Finally, with new ETF entrants coming into the European market, investors will be offered ever more choice of smart beta, multi-asset and active ETFs.
What factors are ETF investors using to assess products, and does this highlight a knowledge gap?
Survey respondents indicated that the total expense ratio (TER) is the most important factor when selecting an ETF. It’s important to note that your fund might have a low TER, but if it’s not accurately tracking the index, then you’re not necessarily seeing the outcome you might expect.
Therefore, investors shouldn’t just be looking at the lowest priced product. The on-screen liquidity and bid/ask spread ranked relatively low in terms of the top factors for consideration when selecting an ETF. Yet these are certainly important factors, as they have an impact on the cost of buying or selling the ETF.
Overall, there are a number of other factors—such as the tracking difference, tracking error, replication method, size and liquidity—that should be considered in addition to the ETF’s TER. The results show there is still more work to be done around ETF education.
The survey shows that investors want to see evidence of past performance and fund size before investing in a new fund. What does that mean for smart beta ETFs?
Similarly to active investment strategies, investors want to see an established performance track record—generally of three years—before they’re willing to invest.
Smart beta strategies may need to follow this same path and establish a track record before gathering significant assets. Smart beta ETFs have a major advantage—over active strategies—as they replicate a rules based index methodology. It’s possible to generate backtested performance, which an index provider or an issuer can point to as an indication of how the strategy might perform over time across different market cycles.
Smart beta offers investors a middle ground between passive and active, with the benefits of broad market exposure, diversification, transparency and low cost. At the same time, you have the potential to either outperform the market cap index, or have a strategy that’s lower in volatility or more geared towards income. Smart beta can give you exposure to those active trades, in a rules based methodology.
Where do investors want to see innovation in the European ETF market?
The survey indicates there is more opportunity for innovation in the equity and fixed income smart beta space. We’re now entering a period of equity market uncertainty, and many investors want to diversify away from pure market cap and attain some form of protection against volatility. The survey results support this argument. They show that 66% of respondents intend to maintain or increase their allocation to smart beta over the next 12 months.
I also see some potential for active ETFs. Only 22% of respondents said that they would not be interested in investing in an active ETF, which I thought was relatively small.
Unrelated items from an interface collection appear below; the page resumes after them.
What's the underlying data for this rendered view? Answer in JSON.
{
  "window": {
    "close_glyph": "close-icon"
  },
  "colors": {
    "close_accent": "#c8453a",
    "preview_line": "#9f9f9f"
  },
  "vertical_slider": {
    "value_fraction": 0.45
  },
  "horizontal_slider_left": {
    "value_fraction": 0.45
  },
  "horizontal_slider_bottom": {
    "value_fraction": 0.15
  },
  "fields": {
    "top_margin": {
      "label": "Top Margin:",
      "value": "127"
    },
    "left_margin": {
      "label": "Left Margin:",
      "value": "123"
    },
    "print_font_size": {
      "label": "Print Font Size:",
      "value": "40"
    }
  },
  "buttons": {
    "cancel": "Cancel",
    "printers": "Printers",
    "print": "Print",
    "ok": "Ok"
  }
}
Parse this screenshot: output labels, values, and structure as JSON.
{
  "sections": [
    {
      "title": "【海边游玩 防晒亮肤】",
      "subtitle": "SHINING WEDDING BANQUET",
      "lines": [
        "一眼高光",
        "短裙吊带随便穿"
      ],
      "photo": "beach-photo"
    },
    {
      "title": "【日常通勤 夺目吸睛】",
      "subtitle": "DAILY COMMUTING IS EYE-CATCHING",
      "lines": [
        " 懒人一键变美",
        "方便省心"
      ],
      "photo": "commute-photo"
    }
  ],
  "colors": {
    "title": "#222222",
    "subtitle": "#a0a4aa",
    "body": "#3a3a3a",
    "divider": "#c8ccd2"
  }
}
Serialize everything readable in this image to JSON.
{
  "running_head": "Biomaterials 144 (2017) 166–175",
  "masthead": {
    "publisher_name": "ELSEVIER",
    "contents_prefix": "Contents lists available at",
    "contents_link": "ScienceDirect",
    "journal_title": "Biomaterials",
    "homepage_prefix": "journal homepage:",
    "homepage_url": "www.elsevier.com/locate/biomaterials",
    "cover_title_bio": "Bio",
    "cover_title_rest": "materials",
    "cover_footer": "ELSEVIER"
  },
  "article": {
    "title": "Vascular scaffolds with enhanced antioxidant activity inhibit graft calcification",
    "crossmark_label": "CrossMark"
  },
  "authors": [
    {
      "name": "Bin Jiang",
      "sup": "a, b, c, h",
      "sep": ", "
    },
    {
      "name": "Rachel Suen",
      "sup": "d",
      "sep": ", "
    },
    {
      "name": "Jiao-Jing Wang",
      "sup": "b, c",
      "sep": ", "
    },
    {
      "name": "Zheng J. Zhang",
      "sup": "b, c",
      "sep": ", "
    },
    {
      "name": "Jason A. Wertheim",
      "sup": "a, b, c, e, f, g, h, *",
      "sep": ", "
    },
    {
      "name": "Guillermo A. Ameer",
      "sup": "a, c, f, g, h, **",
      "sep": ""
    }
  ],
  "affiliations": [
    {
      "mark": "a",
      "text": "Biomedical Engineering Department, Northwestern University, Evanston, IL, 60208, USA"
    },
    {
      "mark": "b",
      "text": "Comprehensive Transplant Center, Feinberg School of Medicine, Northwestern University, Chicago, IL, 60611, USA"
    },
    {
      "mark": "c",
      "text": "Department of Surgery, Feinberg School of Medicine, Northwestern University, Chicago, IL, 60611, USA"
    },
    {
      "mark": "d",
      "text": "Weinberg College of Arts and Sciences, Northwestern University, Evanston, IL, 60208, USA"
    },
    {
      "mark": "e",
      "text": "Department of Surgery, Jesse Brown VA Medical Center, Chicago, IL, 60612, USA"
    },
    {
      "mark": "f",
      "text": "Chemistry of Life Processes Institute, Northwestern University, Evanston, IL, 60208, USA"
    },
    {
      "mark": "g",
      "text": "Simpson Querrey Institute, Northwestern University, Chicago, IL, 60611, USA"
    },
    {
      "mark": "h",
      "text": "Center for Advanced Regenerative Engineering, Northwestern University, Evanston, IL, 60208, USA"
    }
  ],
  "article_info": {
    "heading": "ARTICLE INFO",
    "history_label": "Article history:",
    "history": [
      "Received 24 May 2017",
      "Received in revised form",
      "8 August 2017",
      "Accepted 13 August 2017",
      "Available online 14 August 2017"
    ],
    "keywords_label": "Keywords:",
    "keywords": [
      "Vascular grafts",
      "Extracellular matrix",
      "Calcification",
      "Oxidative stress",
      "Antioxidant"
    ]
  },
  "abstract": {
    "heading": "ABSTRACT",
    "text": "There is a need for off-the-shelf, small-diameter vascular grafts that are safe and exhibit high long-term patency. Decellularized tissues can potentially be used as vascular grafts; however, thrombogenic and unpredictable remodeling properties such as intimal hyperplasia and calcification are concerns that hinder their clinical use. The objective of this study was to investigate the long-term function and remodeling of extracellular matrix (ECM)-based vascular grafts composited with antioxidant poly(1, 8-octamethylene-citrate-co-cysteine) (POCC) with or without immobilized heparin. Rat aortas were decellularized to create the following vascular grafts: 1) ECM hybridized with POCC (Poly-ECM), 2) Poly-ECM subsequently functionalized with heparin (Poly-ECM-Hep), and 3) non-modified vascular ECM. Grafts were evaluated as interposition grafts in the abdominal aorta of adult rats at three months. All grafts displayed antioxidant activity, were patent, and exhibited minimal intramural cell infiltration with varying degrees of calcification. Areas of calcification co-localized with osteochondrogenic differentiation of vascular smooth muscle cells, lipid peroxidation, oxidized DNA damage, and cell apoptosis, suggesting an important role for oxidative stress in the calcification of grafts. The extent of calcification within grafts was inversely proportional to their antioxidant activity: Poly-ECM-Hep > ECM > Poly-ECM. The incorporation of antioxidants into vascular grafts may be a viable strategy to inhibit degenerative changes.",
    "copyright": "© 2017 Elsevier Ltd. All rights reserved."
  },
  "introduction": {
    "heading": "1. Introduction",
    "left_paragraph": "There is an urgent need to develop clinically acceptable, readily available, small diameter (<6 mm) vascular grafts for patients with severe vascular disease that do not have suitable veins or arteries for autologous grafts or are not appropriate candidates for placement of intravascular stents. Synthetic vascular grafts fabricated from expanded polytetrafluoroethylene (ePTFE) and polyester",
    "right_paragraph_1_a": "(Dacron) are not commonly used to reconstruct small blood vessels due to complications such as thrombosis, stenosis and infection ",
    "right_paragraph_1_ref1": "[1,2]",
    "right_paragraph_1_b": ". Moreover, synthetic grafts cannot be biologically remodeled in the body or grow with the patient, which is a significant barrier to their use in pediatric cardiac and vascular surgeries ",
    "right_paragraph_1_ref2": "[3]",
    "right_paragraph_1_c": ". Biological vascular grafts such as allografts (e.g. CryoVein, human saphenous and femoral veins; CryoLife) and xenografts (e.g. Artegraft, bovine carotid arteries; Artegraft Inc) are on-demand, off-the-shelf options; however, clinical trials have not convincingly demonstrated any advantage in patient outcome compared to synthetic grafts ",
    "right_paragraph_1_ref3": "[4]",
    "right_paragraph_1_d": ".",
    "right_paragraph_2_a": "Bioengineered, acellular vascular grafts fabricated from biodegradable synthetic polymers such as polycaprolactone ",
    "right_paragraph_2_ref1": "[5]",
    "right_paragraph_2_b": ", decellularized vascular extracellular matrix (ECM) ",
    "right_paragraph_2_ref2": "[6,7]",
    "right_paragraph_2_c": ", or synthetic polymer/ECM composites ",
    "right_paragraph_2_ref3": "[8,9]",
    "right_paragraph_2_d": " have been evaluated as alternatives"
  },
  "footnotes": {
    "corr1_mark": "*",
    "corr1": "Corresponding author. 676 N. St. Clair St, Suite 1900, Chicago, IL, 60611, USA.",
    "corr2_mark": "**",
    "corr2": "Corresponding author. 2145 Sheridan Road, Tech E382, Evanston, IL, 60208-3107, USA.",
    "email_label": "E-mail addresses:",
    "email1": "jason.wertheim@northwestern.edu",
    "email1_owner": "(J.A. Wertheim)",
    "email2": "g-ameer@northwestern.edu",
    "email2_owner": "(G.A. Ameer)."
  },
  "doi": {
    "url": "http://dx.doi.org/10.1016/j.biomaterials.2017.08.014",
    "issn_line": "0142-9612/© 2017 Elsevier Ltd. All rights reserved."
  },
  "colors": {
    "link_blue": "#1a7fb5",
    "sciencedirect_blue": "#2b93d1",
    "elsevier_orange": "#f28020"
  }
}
The demand for multi asset and developed market equity products ranked highly with advisers, and could be fulfiled by potential new active equity ETF entrants, which is different from the fixed income dominated active ETF marketplace today.
Overall, 10% of respondents thought that there were enough currency hedged products available in Europe today. Currency hedging could become a powerful distribution tool in Europe, given the fragmented nature of the market and the trading in multiple currencies across the region. It looks like we are set for more innovation in the near future.
The positions expressed in this material are those of the author as of 12 August, 2015 and may or may not be consistent with the views of Brown Brothers Harriman & Co. This material should not be construed as legal or tax advice.
BBH is not affiliated with ETF Report UK and does not monitor or maintain any of the information available on the external website mentioned nor represent or guarantee that such website is accurate or complete, and it should not be relied upon as such.